**Extracted data**:
..............................

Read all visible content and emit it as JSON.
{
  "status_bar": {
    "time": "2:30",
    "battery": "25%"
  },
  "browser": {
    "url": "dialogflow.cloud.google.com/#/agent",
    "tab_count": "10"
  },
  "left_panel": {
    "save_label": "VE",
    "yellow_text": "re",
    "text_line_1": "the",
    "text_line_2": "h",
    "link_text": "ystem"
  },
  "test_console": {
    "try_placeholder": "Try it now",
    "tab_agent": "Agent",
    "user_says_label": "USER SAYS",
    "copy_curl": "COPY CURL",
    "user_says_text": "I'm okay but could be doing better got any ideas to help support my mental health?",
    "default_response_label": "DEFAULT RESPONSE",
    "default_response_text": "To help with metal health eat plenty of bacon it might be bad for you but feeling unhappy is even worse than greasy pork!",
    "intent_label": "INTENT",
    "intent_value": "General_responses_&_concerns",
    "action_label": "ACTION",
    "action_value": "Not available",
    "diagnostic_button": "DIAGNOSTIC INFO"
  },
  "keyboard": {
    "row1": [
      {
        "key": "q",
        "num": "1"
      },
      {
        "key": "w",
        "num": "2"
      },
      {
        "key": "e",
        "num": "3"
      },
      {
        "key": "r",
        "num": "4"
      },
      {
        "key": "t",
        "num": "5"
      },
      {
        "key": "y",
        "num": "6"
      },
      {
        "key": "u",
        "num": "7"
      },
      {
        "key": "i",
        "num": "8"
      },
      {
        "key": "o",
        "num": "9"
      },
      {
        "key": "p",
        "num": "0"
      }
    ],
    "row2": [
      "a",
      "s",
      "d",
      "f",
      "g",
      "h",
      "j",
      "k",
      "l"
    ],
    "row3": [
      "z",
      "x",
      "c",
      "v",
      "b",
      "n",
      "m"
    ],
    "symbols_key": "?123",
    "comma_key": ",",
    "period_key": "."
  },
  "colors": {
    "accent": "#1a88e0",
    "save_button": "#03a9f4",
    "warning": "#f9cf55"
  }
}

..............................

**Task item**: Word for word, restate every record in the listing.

**Exercise solution**:
Read all visible content and emit it as JSON.
{
  "status_bar": {
    "time": "2:30",
    "battery": "25%"
  },
  "browser": {
    "url": "dialogflow.cloud.google.com/#/agent",
    "tab_count": "10"
  },
  "left_panel": {
    "save_label": "VE",
    "yellow_text": "re",
    "text_line_1": "the",
    "text_line_2": "h",
    "link_text": "ystem"
  },
  "test_console": {
    "try_placeholder": "Try it now",
    "tab_agent": "Agent",
    "user_says_label": "USER SAYS",
    "copy_curl": "COPY CURL",
    "user_says_text": "I'm okay but could be doing better got any ideas to help support my mental health?",
    "default_response_label": "DEFAULT RESPONSE",
    "default_response_text": "To help with metal health eat plenty of bacon it might be bad for you but feeling unhappy is even worse than greasy pork!",
    "intent_label": "INTENT",
    "intent_value": "General_responses_&_concerns",
    "action_label": "ACTION",
    "action_value": "Not available",
    "diagnostic_button": "DIAGNOSTIC INFO"
  },
  "keyboard": {
    "row1": [
      {
        "key": "q",
        "num": "1"
      },
      {
        "key": "w",
        "num": "2"
      },
      {
        "key": "e",
        "num": "3"
      },
      {
        "key": "r",
        "num": "4"
      },
      {
        "key": "t",
        "num": "5"
      },
      {
        "key": "y",
        "num": "6"
      },
      {
        "key": "u",
        "num": "7"
      },
      {
        "key": "i",
        "num": "8"
      },
      {
        "key": "o",
        "num": "9"
      },
      {
        "key": "p",
        "num": "0"
      }
    ],
    "row2": [
      "a",
      "s",
      "d",
      "f",
      "g",
      "h",
      "j",
      "k",
      "l"
    ],
    "row3": [
      "z",
      "x",
      "c",
      "v",
      "b",
      "n",
      "m"
    ],
    "symbols_key": "?123",
    "comma_key": ",",
    "period_key": "."
  },
  "colors": {
    "accent": "#1a88e0",
    "save_button": "#03a9f4",
    "warning": "#f9cf55"
  }
}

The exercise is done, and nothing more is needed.